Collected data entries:
────────────────────

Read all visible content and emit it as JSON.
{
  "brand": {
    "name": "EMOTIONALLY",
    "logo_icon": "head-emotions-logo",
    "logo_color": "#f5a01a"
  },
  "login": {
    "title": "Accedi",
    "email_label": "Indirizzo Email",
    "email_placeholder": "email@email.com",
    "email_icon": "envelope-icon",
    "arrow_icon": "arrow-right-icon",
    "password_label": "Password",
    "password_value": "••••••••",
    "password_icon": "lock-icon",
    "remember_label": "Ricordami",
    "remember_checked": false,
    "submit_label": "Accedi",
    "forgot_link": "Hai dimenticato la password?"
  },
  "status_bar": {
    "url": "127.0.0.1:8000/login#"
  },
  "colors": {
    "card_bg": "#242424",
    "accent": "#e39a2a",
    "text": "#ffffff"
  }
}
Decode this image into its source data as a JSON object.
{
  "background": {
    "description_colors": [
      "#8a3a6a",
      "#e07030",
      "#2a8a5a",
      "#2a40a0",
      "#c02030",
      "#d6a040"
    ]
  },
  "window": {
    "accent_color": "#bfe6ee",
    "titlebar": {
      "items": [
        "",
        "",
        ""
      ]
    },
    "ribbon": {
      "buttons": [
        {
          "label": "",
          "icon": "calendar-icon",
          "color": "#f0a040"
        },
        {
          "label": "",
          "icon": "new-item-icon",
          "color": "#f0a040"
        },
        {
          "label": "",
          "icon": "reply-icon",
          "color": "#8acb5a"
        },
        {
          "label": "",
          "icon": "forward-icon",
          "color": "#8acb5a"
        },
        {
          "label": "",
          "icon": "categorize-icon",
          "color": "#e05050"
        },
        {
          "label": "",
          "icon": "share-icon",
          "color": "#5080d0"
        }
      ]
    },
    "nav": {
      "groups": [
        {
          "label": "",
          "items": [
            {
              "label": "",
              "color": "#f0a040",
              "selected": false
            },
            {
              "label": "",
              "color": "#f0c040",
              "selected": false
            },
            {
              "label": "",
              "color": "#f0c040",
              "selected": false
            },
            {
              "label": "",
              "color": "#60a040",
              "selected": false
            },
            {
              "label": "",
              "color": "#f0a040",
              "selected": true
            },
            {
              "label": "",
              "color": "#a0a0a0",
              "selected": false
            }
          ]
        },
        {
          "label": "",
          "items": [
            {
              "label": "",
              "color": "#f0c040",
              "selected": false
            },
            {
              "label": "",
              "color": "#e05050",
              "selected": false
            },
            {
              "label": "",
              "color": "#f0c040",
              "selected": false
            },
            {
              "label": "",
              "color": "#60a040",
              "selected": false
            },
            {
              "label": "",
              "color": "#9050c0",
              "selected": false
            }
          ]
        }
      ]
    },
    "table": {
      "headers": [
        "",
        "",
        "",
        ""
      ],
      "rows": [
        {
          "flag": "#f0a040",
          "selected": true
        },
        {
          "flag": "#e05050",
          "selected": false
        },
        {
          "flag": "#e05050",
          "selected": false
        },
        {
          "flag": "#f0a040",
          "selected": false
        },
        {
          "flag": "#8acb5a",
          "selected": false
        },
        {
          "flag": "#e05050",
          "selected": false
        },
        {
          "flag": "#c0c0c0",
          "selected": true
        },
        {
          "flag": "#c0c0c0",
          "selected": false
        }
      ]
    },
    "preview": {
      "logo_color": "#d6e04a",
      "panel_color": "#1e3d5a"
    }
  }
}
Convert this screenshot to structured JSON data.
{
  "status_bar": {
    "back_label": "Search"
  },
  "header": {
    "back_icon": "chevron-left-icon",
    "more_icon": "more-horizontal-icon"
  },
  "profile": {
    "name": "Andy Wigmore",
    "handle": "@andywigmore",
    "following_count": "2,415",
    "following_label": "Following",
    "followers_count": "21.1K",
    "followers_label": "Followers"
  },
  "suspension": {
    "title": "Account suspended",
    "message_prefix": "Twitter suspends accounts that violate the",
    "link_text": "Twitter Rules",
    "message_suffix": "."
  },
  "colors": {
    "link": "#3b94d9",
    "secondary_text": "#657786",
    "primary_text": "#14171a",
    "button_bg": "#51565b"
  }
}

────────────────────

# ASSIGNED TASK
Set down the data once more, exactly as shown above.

# SOLVED PROBLEM
Read all visible content and emit it as JSON.
{
  "brand": {
    "name": "EMOTIONALLY",
    "logo_icon": "head-emotions-logo",
    "logo_color": "#f5a01a"
  },
  "login": {
    "title": "Accedi",
    "email_label": "Indirizzo Email",
    "email_placeholder": "email@email.com",
    "email_icon": "envelope-icon",
    "arrow_icon": "arrow-right-icon",
    "password_label": "Password",
    "password_value": "••••••••",
    "password_icon": "lock-icon",
    "remember_label": "Ricordami",
    "remember_checked": false,
    "submit_label": "Accedi",
    "forgot_link": "Hai dimenticato la password?"
  },
  "status_bar": {
    "url": "127.0.0.1:8000/login#"
  },
  "colors": {
    "card_bg": "#242424",
    "accent": "#e39a2a",
    "text": "#ffffff"
  }
}
Decode this image into its source data as a JSON object.
{
  "background": {
    "description_colors": [
      "#8a3a6a",
      "#e07030",
      "#2a8a5a",
      "#2a40a0",
      "#c02030",
      "#d6a040"
    ]
  },
  "window": {
    "accent_color": "#bfe6ee",
    "titlebar": {
      "items": [
        "",
        "",
        ""
      ]
    },
    "ribbon": {
      "buttons": [
        {
          "label": "",
          "icon": "calendar-icon",
          "color": "#f0a040"
        },
        {
          "label": "",
          "icon": "new-item-icon",
          "color": "#f0a040"
        },
        {
          "label": "",
          "icon": "reply-icon",
          "color": "#8acb5a"
        },
        {
          "label": "",
          "icon": "forward-icon",
          "color": "#8acb5a"
        },
        {
          "label": "",
          "icon": "categorize-icon",
          "color": "#e05050"
        },
        {
          "label": "",
          "icon": "share-icon",
          "color": "#5080d0"
        }
      ]
    },
    "nav": {
      "groups": [
        {
          "label": "",
          "items": [
            {
              "label": "",
              "color": "#f0a040",
              "selected": false
            },
            {
              "label": "",
              "color": "#f0c040",
              "selected": false
            },
            {
              "label": "",
              "color": "#f0c040",
              "selected": false
            },
            {
              "label": "",
              "color": "#60a040",
              "selected": false
            },
            {
              "label": "",
              "color": "#f0a040",
              "selected": true
            },
            {
              "label": "",
              "color": "#a0a0a0",
              "selected": false
            }
          ]
        },
        {
          "label": "",
          "items": [
            {
              "label": "",
              "color": "#f0c040",
              "selected": false
            },
            {
              "label": "",
              "color": "#e05050",
              "selected": false
            },
            {
              "label": "",
              "color": "#f0c040",
              "selected": false
            },
            {
              "label": "",
              "color": "#60a040",
              "selected": false
            },
            {
              "label": "",
              "color": "#9050c0",
              "selected": false
            }
          ]
        }
      ]
    },
    "table": {
      "headers": [
        "",
        "",
        "",
        ""
      ],
      "rows": [
        {
          "flag": "#f0a040",
          "selected": true
        },
        {
          "flag": "#e05050",
          "selected": false
        },
        {
          "flag": "#e05050",
          "selected": false
        },
        {
          "flag": "#f0a040",
          "selected": false
        },
        {
          "flag": "#8acb5a",
          "selected": false
        },
        {
          "flag": "#e05050",
          "selected": false
        },
        {
          "flag": "#c0c0c0",
          "selected": true
        },
        {
          "flag": "#c0c0c0",
          "selected": false
        }
      ]
    },
    "preview": {
      "logo_color": "#d6e04a",
      "panel_color": "#1e3d5a"
    }
  }
}
Convert this screenshot to structured JSON data.
{
  "status_bar": {
    "back_label": "Search"
  },
  "header": {
    "back_icon": "chevron-left-icon",
    "more_icon": "more-horizontal-icon"
  },
  "profile": {
    "name": "Andy Wigmore",
    "handle": "@andywigmore",
    "following_count": "2,415",
    "following_label": "Following",
    "followers_count": "21.1K",
    "followers_label": "Followers"
  },
  "suspension": {
    "title": "Account suspended",
    "message_prefix": "Twitter suspends accounts that violate the",
    "link_text": "Twitter Rules",
    "message_suffix": "."
  },
  "colors": {
    "link": "#3b94d9",
    "secondary_text": "#657786",
    "primary_text": "#14171a",
    "button_bg": "#51565b"
  }
}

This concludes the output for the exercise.